June 10, 2012: Historical fiction needs to take care that inferences taken from contemporary science are in keeping with the knowledge and understanding of the time. A report of the sexual behaviour of penguins written by a member of Captain Robert Scott’s polar expedition was considered too depraved for widespread publication 100 years ago. Only now is this behaviour understood. An appreciation of how results of scientific experiments can be explained differently over time give an  insight into historic social mores and public opinion

June 9, 2012: ‘Fish out of water’ ideas for stories can be gleaned from the news. In today’s article, a woman with dementia was given an £18,000 loan by the Lloyds TSB bank. The the real world, the customer has won compensation. The placing of characters in unfamiliar circumstances is the stuff of story: you can play with the kernels of reality to develop your own narratives.

June 8, 2012: Technology gaffes can have consequences. In this case, the mobile telephone number of the killer of Floridian teenager Trayvon Martin has been assigned to a new customer, who is now receiving death threat calls. Such events can act an inciting incidents for pitching your fictional protagonist into an adventure.

June 7, 2012: A new technique is being used by radio telescopes in Australia to search for broadcasts made by aliens. No signals have yet been picked up. Such experiments are rich seams of ideas with a science-fiction theme.
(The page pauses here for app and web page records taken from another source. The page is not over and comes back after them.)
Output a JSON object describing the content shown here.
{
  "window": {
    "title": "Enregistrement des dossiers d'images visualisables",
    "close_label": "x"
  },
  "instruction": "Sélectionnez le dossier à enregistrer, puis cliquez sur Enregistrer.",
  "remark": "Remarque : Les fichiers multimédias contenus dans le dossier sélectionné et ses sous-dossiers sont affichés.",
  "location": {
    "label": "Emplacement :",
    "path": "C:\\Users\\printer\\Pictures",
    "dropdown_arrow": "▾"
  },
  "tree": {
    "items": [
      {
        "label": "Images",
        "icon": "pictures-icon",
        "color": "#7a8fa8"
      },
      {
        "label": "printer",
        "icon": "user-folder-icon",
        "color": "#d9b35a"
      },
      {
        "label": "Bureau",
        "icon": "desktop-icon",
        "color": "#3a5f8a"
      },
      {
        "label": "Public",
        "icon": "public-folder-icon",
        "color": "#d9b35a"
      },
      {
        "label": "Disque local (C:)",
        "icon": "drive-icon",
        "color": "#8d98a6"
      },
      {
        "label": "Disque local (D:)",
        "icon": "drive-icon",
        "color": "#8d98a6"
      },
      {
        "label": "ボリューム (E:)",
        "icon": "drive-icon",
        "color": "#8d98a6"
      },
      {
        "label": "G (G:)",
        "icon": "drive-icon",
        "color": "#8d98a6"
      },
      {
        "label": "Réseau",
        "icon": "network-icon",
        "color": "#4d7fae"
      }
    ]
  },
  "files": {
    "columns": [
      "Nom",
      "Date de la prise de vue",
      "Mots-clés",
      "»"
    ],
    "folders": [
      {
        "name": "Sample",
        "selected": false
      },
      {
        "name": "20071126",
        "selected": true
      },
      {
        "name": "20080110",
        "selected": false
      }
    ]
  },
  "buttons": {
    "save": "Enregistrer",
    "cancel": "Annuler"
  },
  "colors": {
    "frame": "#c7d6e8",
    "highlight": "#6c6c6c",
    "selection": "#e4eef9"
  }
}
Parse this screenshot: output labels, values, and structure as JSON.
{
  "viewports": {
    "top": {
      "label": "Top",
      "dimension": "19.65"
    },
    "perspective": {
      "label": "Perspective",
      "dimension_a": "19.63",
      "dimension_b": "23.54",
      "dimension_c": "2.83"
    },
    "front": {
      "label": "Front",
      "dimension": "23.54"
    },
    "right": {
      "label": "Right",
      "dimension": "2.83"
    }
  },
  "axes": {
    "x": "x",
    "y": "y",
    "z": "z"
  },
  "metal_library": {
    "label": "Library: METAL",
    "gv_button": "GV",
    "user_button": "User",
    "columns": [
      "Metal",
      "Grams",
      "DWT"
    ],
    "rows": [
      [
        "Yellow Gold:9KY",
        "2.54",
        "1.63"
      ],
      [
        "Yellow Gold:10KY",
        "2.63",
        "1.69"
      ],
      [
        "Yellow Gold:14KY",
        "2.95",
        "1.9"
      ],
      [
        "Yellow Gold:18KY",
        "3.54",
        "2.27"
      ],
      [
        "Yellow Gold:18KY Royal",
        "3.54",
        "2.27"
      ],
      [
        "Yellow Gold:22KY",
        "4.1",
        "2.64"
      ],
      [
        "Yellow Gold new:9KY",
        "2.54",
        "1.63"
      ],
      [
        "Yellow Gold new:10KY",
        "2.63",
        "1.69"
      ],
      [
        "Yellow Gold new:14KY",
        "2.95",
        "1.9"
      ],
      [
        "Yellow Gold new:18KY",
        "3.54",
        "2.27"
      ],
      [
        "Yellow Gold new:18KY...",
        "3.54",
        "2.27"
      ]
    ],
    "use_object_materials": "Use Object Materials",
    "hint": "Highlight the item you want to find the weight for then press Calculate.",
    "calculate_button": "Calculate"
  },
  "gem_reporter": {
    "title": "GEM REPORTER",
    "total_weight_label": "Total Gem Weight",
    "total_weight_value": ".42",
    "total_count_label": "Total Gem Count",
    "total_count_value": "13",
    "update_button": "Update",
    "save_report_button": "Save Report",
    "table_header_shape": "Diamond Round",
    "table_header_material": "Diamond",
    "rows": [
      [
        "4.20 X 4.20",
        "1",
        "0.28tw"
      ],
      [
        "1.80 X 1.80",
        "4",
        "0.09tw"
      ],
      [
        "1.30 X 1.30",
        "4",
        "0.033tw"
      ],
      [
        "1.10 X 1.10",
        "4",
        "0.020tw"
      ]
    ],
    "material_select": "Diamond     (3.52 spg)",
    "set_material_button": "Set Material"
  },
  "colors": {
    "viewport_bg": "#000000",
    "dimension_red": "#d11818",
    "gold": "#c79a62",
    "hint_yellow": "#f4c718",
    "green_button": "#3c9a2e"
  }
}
As extra-terrestrial life becomes more real to us, authors can assign human characteristics to aliens for comic effect or to explore the nature of  life. For example, how would human beings react to broadcasts received from aliens; and how would aliens react to programmes they receive from us? Writers such as Philip K. Dick and Brian Aldiss explore these kinds of themes; so can you.

June 6, 2012: The names you use in your story for characters and geographical locations can add an extra layer of meaning and symbolism. This article reports a new twin-town relationship between Boring, Oregon in the USA and Dull, a village in Perthshire, Scotland. Authors like Charles Dickens and Evelyn Waugh used this device throughout their work, particularly with comic characters.

June 5, 2012: New light is shed on the character of historical figures by the letters they write. This article describes how Napoleon Bonaparte wrote letters in English to a tutor teaching him the language while he was in exile on the island of St Helena. Such letters can be the key to new insights of a historical character’s personality, and may trigger ideas for stories.

June 4, 2012: Similarly, research findings can improve police detection procedures. In this story, the fact that women ‘glow’ when in the proximity of men may lead to improvements in lie-detection devices.

June 3, 2012: Advances in medical technology are worth keeping an eye on. This story explains how paralysed rats learn to walk again. The results can be extrapolated for fictional purposes for humans: a plot might turn on such a medical breakthrough (e.g. a character relearning to walk may be a clue in a murder mystery).

June 2, 2012: The real world is full of unpredictability: in this case, a pop-music festival raising money for charity has gone bankrupt because people didn’t buy tickets. Interesting fiction arises from tracking character reaction to events; random happenings in characters’ lives can more plot forwards and provide compelling twists.

June 1, 2012: The richness of a character can come from the juxta position of seemingly unrelated detail. This story describes how a former Glaswegian shipbuilder turned ‘curry king’ restaurant entrepreneur is running a large event to teach people how to meditate. Different elements to help to prevent a character being reduced to a cipher.